So often, we as White people centre ourselves in the stories of others.

Primary Media
Portrait of Jeffrey Dale
Credit: Jeffrey Dale
Published On: October 19, 2023


I grew up on stories.
      Stories told through books and family.
      Stories that delighted my soul and fed my mind.
      Stories of adventure and fear.

As a child, I fell in love with the musical Big River based on the book The Adventures of Huckleberry Finn. I thought it was a great adventure and that Huckleberry Finn and Jim were on. I went on to read the book and would imagine myself rafting down the Mississippi with adventures at my fingertips. It was in my 20s that I discovered that the book was a story of White saviourism. It shook my core. How could I see this musical and read this book as something other than what it was? I spent the next several weeks relistening to the music and reading Twain’s text. Rereading this story through another lens taught me about my place in the stories I tell. So often, we as White people centre ourselves in the stories of others. For Huckleberry Finn this was the story of adventure. For Jim this was the story of fear. I often wondered, will we ever hear the story from Jim’s perspective? Will some of us ever know what it was truly like to live in fear of being enslaved?

I grew up on stories.
      Stories told in quiet spaces where I was left to listen and wonder.
      Stories that were presented from one side.
      Stories that gave insight into deep-seated beliefs.

One of the earliest stories I was told was around the old wood stove at my grandparents’ friends’ cottage. My grandparents and their friends were sitting and talking about the recent break-ins that had occurred along their row of cabins. They quickly blamed the Indigenous people from the local reserve. They shared stories of their experiences of the Indigenous people from nearby and how they always locked their car doors when driving through the reserve, “just in case.” In the corner, my cousin and I sat listening to the adults. My cousin then told me he knew who had broken into the cabins. It wasn’t the people living on the reserve but rather a group of young guys from the nearby village where he lived. They had bragged about what they did at the local hockey arena.

I grew up on stories.
      Stories that presented images of who we are.
      Stories that formed how I was to think and feel.
      Stories that were made up to appease the hearts and minds of those in power.

One night, I was lying in bed listening to my dad’s radio. He listened to talk radio a lot. That night it was a call-in show, and the topic was situational. The radio announcer asked the callers, “You see that a store has been robbed. A White man and a Black man are both running away from the store in opposite directions. Who do you chase?” I laid in bed listening to different people’s responses. I was puzzled. My young mind wondered, “Why don’t you just chase the person who robbed the store?” I didn’t realize at the time what the question was asking the callers to expose. As caller after caller shared their unconscious bias, I remember one said, “I’d chase the Black man.” “Why?” asked the announcer. “I don’t know. I just know I would chase him.” Today, as I tell this story, my young naïve mind is left wondering, who would I have chased? My adult mind now wonders, who would I chase today? Or why would I even chase a person?

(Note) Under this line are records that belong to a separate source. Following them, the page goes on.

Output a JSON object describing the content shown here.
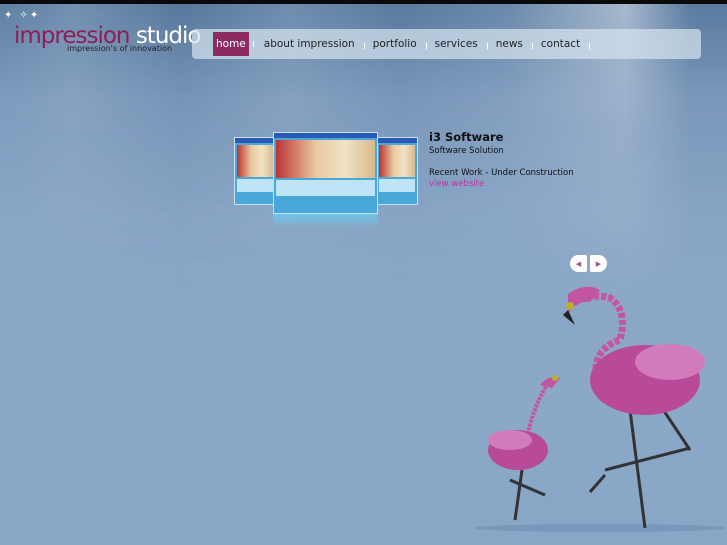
{
  "logo": {
    "stars": "✦ ✧✦",
    "word1": "impression",
    "word2": "studio",
    "tagline": "impression's of innovation"
  },
  "nav": {
    "items": [
      {
        "label": "home",
        "active": true
      },
      {
        "label": "about impression"
      },
      {
        "label": "portfolio"
      },
      {
        "label": "services"
      },
      {
        "label": "news"
      },
      {
        "label": "contact"
      }
    ]
  },
  "feature": {
    "title": "i3 Software",
    "subtitle": "Software Solution",
    "status": "Recent Work - Under Construction",
    "link": "view website"
  },
  "slider": {
    "prev": "◀",
    "next": "▶"
  },
  "colors": {
    "brand": "#8f1d56",
    "link": "#c42fa8",
    "active_nav": "#8b2a63"
  }
}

I grew up on stories.
      Stories that caused me to wonder.
      Stories that confused me.
      Stories that forced me to listen more closely.

Faith Reflection


God, our Storyteller,
your wisdom is imprinted on our hearts.
Your guidance allows us to grow through learning.
You put before us a great quest to open our minds to the world.
Through you and with you,
we are called
to be a presence of willing growth,
to be a presence of hopeful engagement,
to be a presence of discerning our faithful witness.

Living It Out

  1. Consider the books you read as a child or young adult. How did these books present Indigenous or racialized experiences? If you were to revisit these books today, how would you approach them?
  2. Consider how the media presents stories of Indigenous or racialized experiences. How do you discern what is presented with biases?
  3. All three of the experiences I shared in this reflection occurred when I was a child. How do you talk with young people in your life about race? What biases might you present, consciously or unconsciously?

Jeffrey Dale (they/them, he/him) is the Minister at Port Elgin United Church. Jeffrey is a minister, community educator, harm reduction advocate, and theatre practitioner. Previously, Jeffrey was the Minister for Justice and Faith Formation for Shining Waters and Canadian Shield Regional Councils.